Transmissible cancers in dogs and Tasmanian devils

Figure 1.

The Tasmanian devil, the world’s largest marsupial carnivore, is facing possible extinction in the wild due to a transmissible facial cancer known as Tasmanian devil facial tumour disease (DFTD) (Figure 1). DFTD is spread when living cancer cells are spread between animals by biting. In DFTD, the living cancer cell itself is the infectious agent of disease and it remains unclear why these cancer cells are not detected and rejected by the devil’s immune system. The distressing plight of the Tasmanian devil has drawn attention to the existence of transmissible cancers, parasitic cancers spread by the transfer of living cancer cells between hosts. However, it remains a surprisingly little-known fact that the only other transmissible cancer that bears any resemblance to DFTD is a dog cancer that is right under our noses here in Australia.

Canine transmissible venereal tumour (CTVT) is one of the world’s most remarkable cancers. It is a transmissible cancer that affects dogs worldwide. Usually spread during coitus, the disease is most prevalent in areas with large numbers of free-roaming sexually active dogs. The tumour affects both male and female animals, and appears to affect dogs of any breed. CTVT generally manifests itself in the appearance of tumours in and around the genital area, often at the base of the penis in males and in the vulva of females. Starting as small shiny pink/grey lesions, the tumours can progress to become very large and multi-lobulated (Figure 2). The tumour may aggressively invade surrounding tissues and become ulcerated and secondarily infected. However, a combination of surgical debulking and chemotherapy (using vincristine) is often curative.

Figure 2

Genetic studies have provided strong evidence that CTVT is in fact one living cancer cell line that has spread worldwide with dogs. Thus all CTVT tumours are derived from a single original tumour that arose once and has been transmitted through the dog population as a clone. The tumour itself bears closest genetic resemblance to wolves, suggesting that this tumour may have first arisen in a wolf before hitch-hiking its way into dogs through sexual contact. Genetic evidence suggests that the tumour may in fact be quite old, and that the original wolf that gave rise to the tumour may have even lived thousands of years ago. CTVT is by far the oldest known continuously growing cancer in the world. Continue reading Transmissible cancers in dogs and Tasmanian devils

Titanium teeth for prison dog

A valuable Victorian prison dog is showing off his new “smile” after receiving titanium incisors from veterinary dentist David Clarke. The German Shepherd, Axel, required the dental work after biting his bed board. Clarke, the owner of K9 Gums in Hallam, Victoria, has also treated big cats, gorillas and bears during his career.

“So much is spent . . . → Read More: Titanium teeth for prison dog

Essay: Decreasing undesired aggression in military working dogs and improving their welfare

This essay is one of a number selected for The Veterinarian magazine Prize for Written Communication for Sydney University third-year veterinary science students.

Military working dogs (MWDs) are employed worldwide to assist in law enforcement and military operations.
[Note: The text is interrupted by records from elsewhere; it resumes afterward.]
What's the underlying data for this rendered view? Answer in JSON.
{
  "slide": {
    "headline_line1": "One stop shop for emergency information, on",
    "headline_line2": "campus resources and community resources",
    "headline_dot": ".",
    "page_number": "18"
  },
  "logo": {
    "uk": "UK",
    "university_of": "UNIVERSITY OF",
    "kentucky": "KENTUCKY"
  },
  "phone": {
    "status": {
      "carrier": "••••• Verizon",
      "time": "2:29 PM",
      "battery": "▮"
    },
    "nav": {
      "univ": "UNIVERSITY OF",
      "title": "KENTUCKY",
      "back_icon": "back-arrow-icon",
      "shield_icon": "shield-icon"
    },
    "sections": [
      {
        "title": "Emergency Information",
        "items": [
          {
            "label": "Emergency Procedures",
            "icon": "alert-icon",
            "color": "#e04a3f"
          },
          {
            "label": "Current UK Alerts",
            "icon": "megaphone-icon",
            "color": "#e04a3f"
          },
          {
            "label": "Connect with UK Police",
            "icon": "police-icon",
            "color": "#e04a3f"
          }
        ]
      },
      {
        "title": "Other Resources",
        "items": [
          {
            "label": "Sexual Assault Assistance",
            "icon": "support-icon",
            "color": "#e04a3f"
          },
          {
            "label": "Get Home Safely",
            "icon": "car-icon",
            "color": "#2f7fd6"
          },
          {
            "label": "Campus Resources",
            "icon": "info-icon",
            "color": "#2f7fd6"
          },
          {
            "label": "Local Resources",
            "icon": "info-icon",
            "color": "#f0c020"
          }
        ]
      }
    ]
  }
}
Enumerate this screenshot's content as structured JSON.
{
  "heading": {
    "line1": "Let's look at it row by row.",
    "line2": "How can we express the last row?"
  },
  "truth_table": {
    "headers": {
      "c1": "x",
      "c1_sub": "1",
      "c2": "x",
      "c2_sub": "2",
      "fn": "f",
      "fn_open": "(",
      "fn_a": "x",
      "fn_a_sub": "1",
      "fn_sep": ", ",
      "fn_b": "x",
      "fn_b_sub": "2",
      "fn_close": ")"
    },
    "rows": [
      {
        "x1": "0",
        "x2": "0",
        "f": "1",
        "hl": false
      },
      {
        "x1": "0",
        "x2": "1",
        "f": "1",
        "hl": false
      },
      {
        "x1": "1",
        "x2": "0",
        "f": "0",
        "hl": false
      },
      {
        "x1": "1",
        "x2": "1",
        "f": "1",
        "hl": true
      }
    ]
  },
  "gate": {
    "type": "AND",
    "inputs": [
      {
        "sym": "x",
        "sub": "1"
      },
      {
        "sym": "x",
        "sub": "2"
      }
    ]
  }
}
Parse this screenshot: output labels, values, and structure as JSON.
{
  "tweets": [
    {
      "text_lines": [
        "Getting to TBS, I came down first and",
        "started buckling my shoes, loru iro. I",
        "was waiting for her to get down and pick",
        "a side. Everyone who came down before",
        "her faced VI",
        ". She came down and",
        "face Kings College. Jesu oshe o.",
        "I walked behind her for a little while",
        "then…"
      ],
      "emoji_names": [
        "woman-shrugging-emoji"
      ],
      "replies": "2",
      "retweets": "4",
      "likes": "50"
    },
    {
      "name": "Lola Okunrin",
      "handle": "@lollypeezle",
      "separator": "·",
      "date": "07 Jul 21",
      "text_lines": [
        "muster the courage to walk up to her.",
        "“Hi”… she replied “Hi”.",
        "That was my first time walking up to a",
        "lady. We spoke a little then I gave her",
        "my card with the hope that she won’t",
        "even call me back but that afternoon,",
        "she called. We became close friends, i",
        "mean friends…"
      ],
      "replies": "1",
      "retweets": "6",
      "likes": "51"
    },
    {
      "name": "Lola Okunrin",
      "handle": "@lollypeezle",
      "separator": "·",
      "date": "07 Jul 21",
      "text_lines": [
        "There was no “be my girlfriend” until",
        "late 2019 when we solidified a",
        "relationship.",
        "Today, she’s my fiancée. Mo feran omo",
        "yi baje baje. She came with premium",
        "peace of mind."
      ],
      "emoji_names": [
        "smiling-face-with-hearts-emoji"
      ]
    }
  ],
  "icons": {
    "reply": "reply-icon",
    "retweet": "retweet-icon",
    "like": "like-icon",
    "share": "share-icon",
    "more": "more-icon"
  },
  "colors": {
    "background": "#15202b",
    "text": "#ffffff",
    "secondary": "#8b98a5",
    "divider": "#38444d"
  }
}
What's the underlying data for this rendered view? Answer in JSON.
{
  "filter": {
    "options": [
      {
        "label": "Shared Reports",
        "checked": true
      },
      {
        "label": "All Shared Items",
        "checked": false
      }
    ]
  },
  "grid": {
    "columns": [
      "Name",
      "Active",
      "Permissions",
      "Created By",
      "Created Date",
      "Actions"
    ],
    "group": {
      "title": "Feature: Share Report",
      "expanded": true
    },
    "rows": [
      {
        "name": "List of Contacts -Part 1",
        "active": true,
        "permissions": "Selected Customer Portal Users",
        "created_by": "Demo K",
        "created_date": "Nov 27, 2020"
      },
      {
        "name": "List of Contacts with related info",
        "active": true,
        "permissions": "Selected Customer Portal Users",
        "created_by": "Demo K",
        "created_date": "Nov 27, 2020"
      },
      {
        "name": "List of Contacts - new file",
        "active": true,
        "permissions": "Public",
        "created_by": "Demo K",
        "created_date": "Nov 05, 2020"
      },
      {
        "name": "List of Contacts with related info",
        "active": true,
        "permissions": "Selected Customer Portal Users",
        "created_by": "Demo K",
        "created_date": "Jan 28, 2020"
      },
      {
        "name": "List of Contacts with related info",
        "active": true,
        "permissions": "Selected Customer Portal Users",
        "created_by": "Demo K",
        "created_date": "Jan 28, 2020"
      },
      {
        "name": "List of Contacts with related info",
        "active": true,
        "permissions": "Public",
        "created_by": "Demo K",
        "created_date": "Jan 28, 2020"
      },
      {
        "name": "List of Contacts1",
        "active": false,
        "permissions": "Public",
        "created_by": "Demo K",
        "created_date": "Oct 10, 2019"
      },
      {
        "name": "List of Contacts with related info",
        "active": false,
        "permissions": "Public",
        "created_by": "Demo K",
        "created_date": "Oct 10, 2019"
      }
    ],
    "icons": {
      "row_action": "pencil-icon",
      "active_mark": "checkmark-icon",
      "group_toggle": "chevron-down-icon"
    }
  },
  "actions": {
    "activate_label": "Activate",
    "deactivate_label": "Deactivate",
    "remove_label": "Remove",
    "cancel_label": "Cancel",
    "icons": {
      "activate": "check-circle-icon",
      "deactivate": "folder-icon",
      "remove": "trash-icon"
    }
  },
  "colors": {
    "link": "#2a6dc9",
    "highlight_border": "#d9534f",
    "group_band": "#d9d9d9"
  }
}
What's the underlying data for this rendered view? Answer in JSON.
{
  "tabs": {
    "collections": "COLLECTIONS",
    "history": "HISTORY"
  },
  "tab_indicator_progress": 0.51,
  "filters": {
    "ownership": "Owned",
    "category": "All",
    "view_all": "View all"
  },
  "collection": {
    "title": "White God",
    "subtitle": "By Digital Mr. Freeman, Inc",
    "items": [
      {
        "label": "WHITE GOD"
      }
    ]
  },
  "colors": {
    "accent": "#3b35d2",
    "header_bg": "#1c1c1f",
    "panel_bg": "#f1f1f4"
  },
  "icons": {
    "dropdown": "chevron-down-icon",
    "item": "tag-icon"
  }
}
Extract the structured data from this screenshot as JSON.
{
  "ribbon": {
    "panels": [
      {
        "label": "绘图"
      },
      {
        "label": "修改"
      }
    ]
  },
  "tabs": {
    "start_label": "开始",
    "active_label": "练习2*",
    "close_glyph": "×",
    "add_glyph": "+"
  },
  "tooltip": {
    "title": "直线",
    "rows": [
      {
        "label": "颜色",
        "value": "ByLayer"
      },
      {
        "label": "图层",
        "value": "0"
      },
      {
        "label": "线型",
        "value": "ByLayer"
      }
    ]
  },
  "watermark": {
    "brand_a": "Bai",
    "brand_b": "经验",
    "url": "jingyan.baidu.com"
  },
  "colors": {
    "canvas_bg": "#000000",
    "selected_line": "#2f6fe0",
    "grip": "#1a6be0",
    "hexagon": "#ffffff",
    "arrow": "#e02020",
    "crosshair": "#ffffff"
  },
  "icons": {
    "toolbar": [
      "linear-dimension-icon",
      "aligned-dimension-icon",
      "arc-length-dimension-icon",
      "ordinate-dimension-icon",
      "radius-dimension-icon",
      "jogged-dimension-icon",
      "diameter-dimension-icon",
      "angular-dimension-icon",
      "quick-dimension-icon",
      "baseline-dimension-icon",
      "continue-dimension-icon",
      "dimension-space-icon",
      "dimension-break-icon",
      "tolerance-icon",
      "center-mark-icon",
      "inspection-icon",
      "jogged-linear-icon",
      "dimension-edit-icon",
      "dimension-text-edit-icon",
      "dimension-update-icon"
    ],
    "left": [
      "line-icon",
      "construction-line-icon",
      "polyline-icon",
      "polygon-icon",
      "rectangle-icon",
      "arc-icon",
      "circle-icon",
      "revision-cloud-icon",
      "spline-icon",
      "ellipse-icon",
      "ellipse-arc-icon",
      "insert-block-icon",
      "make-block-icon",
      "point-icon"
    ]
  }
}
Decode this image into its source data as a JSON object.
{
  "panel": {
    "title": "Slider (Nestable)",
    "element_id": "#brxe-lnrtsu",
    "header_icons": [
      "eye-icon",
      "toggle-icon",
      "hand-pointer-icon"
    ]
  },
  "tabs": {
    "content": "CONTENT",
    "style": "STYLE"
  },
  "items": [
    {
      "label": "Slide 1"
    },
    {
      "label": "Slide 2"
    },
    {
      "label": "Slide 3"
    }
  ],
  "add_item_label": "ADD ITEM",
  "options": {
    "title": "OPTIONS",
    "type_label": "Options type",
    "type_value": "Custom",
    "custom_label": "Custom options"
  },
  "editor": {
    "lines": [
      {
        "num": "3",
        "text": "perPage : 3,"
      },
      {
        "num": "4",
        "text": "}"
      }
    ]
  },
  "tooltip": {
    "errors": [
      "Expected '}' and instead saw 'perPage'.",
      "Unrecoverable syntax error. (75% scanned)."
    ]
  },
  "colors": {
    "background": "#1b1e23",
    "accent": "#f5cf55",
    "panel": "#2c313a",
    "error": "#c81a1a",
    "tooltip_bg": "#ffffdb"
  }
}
They are trained to display controlled acts of aggression during defence situations, such as in the case of a serious threat or attack. However, some MWDs may direct aggression toward humans or animals outside the working context and this type of aggression is deemed undesirable (Haverbeke et al., 2004). Furthermore, MWDs are usually housed individually in kennels, an environment associated with high cortisol concentrations and stress-related behaviours such as stereotypies (Taylor & Mills, 2007). When under stress, dogs may react to otherwise neutral situations, showing fearful behaviour that can often lead to aggression (Rooney et al., 2009). Continue reading Essay: Decreasing undesired aggression in military working dogs and improving their welfare

ACVSc members – your vote is needed!

The Council of the Australian College of Veterinary Scientists will again present to its members a proposal to change its name to one that will appropriately reflect New Zealand’s involvement in all of its functions.

The new name being proposed is the Australian and New Zealand College of Veterinary Scientists (ANZCVS) and will be presented as part of the Annual General meeting on July 2, 2011.

A decision made 40 years ago when the College was beginning saw New Zealand omitted from the title. Ever since then New Zealanders have had to accept a qualification and title that does not truly reflect their origin and their training. Continue reading ACVSc members – your vote is needed!

RSPCA demands end to pig hunting

The NSW branch of the RSPCA is calling for an end to feral pig hunts using dogs in state forests.

The campaign comes on the heels of the NSW Game Council’s invitation to 24 hunters to participate in a trail using pig dogs to hunt feral pigs.

The trial commenced on April 30 in Nundle, Hanging Rock and Tomalla state forests in the New England area.

Continue reading RSPCA demands end to pig hunting